It just so happens Florida and Miami open the season in Orlando on Aug. 24, giving us the perfect gauge for where one program with outsized expectations stands against another program with outsized expectations, all while jockeying for the same recruits in a state brimming with prospects.
As it stands today, Florida (No. 5), Miami (No. 6) and Florida State (No. 7) all sit next to each other in the most up-to-date recruiting rankings, adding yet another level of intrigue in the race to win another national championship before their in-state rivals (UCF 2017 notwithstanding, of course).

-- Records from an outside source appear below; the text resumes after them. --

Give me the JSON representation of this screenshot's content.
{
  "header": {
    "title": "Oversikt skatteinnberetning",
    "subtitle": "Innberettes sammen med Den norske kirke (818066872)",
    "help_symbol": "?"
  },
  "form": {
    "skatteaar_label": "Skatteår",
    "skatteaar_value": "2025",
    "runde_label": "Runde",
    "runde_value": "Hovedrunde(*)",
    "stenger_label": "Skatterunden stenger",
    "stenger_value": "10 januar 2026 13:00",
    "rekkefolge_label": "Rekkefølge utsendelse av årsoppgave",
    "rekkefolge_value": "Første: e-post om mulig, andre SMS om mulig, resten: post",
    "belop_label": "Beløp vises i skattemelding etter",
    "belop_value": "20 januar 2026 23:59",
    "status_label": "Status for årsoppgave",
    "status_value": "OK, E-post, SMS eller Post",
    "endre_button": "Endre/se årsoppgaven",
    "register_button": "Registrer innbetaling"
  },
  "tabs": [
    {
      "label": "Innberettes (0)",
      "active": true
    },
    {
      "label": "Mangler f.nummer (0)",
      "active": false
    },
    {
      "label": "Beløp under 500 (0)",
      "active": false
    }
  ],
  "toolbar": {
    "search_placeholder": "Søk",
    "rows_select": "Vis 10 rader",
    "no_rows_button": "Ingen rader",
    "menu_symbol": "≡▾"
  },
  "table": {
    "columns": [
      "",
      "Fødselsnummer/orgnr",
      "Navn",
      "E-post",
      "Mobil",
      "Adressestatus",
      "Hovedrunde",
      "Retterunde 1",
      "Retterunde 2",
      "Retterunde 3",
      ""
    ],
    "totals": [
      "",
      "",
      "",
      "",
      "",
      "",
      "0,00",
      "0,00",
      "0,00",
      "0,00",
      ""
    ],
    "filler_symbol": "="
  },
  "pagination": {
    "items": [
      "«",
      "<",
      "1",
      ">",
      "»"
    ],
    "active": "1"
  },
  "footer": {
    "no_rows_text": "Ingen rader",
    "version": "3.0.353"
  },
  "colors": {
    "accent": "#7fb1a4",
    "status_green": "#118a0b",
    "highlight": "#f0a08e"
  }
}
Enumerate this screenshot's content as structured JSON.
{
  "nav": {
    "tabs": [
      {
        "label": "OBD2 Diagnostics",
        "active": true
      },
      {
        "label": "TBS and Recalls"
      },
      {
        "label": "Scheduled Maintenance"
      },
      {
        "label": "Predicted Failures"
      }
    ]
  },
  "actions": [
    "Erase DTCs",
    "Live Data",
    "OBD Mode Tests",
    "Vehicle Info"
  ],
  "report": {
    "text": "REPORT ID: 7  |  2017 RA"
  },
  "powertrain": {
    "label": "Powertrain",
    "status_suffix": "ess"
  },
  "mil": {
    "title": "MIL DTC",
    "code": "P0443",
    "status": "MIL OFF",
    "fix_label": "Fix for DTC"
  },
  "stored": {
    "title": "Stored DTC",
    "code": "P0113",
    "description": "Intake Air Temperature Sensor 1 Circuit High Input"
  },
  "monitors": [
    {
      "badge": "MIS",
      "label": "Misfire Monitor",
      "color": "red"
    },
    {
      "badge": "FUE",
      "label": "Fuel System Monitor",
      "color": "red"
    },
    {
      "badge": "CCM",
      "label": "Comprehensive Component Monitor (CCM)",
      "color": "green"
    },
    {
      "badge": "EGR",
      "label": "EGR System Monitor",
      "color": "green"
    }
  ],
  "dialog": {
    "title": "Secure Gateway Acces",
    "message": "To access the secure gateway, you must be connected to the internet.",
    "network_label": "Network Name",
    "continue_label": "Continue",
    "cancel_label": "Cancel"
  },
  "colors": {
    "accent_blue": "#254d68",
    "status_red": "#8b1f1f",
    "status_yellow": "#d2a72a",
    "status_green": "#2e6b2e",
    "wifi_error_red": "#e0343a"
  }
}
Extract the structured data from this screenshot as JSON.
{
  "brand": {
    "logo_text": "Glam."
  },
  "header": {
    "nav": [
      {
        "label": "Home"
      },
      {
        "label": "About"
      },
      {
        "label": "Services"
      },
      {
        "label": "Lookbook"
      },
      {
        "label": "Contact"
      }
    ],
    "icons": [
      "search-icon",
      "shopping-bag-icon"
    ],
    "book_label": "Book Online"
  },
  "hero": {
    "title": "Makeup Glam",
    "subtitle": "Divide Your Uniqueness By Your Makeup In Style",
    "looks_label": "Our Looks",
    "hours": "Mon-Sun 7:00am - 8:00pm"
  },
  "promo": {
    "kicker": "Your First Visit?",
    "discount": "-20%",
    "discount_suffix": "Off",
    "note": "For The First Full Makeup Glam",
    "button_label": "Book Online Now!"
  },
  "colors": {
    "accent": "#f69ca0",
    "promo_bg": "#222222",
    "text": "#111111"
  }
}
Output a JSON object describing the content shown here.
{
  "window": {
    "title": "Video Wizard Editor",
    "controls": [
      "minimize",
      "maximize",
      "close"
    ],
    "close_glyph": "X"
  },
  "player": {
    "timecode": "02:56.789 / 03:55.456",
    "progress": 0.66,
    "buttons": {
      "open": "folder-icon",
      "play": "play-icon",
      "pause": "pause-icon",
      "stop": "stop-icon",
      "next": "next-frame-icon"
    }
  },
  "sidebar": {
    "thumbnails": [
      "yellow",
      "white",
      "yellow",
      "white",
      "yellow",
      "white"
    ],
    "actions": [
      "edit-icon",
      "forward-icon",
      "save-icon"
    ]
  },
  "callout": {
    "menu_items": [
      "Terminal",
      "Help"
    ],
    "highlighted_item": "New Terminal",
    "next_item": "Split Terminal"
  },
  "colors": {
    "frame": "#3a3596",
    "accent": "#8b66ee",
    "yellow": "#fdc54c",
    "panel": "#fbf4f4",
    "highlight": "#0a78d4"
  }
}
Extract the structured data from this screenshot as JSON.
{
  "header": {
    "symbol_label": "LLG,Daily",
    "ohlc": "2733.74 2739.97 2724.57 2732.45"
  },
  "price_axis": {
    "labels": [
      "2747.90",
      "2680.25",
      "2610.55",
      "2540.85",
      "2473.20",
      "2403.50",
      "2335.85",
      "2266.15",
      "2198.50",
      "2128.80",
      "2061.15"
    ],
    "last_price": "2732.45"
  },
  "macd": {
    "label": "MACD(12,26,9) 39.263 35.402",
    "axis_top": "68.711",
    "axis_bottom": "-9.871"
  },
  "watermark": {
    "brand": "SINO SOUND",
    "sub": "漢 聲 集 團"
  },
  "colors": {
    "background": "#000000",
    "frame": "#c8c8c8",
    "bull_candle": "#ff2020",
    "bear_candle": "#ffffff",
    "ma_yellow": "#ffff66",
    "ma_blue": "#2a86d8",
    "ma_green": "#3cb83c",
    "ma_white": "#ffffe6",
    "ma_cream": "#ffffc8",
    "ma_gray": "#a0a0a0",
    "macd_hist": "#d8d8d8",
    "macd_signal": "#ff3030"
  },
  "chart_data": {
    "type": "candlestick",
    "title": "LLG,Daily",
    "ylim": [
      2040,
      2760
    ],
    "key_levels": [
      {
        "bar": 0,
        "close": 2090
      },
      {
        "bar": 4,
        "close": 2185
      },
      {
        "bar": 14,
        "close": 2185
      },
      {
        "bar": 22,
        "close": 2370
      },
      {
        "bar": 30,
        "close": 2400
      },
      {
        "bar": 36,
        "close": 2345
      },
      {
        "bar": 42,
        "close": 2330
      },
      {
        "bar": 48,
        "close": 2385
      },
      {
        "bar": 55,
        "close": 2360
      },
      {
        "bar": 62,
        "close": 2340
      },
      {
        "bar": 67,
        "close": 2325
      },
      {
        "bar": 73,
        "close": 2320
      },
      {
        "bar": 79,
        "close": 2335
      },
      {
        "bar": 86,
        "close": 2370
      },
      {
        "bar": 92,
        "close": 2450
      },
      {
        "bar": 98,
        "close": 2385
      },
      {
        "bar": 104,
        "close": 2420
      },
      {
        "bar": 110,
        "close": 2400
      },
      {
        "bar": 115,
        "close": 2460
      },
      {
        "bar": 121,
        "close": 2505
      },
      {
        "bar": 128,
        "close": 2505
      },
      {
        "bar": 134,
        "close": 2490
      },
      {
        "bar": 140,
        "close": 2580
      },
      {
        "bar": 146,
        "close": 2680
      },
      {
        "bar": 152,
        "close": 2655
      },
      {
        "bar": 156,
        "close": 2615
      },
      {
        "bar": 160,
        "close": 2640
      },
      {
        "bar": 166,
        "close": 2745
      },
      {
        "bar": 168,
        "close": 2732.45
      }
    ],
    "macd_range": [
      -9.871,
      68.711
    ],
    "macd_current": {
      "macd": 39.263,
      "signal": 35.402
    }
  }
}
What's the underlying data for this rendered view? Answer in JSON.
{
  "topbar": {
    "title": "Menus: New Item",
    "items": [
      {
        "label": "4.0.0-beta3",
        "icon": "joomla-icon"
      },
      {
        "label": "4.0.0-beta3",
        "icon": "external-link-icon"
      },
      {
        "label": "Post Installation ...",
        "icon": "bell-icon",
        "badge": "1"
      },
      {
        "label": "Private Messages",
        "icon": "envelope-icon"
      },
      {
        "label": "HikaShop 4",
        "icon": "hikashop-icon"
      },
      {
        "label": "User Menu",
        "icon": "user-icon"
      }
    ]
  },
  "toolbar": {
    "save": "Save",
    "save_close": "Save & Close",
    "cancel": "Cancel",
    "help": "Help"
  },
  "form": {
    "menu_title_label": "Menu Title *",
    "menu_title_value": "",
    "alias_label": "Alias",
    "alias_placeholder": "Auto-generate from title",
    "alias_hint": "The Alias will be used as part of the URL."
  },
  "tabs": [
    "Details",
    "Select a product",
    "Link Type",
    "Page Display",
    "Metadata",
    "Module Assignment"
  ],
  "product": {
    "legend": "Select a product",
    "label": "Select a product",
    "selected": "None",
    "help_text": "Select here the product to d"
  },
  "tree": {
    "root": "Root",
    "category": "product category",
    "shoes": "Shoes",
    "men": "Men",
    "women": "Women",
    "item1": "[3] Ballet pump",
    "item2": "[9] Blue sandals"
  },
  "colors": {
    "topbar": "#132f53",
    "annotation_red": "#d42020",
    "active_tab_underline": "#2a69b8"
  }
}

“You build the program and you build the team,” Mullen says. “I expect the program to get back to where it was when we won two out of three national championships. Those individual teams had to do it, but the program gives you the opportunity. Is the program there yet? We’re building toward it. Is this year’s team a championship team? I don’t know. There’s a lot of time to find out if we are.”
Not many expected Florida to return to the top 10 as quickly as it did a year ago, and watching spring practice unfold only fed into the growing hype. Feleipe Franks appears to have turned the corner, and the Gators return nearly every significant contributor on offense.
But the offseason has been far from smooth. Freshman quarterback Jalon Jones was accused of sexual battery by two women in April, although they declined to press charges. He has since left the program. Gators defensive back Brian Edwards was arrested and charged with battery in May. There was also the highly publicized transfer of Chris Steele, an ESPN 300…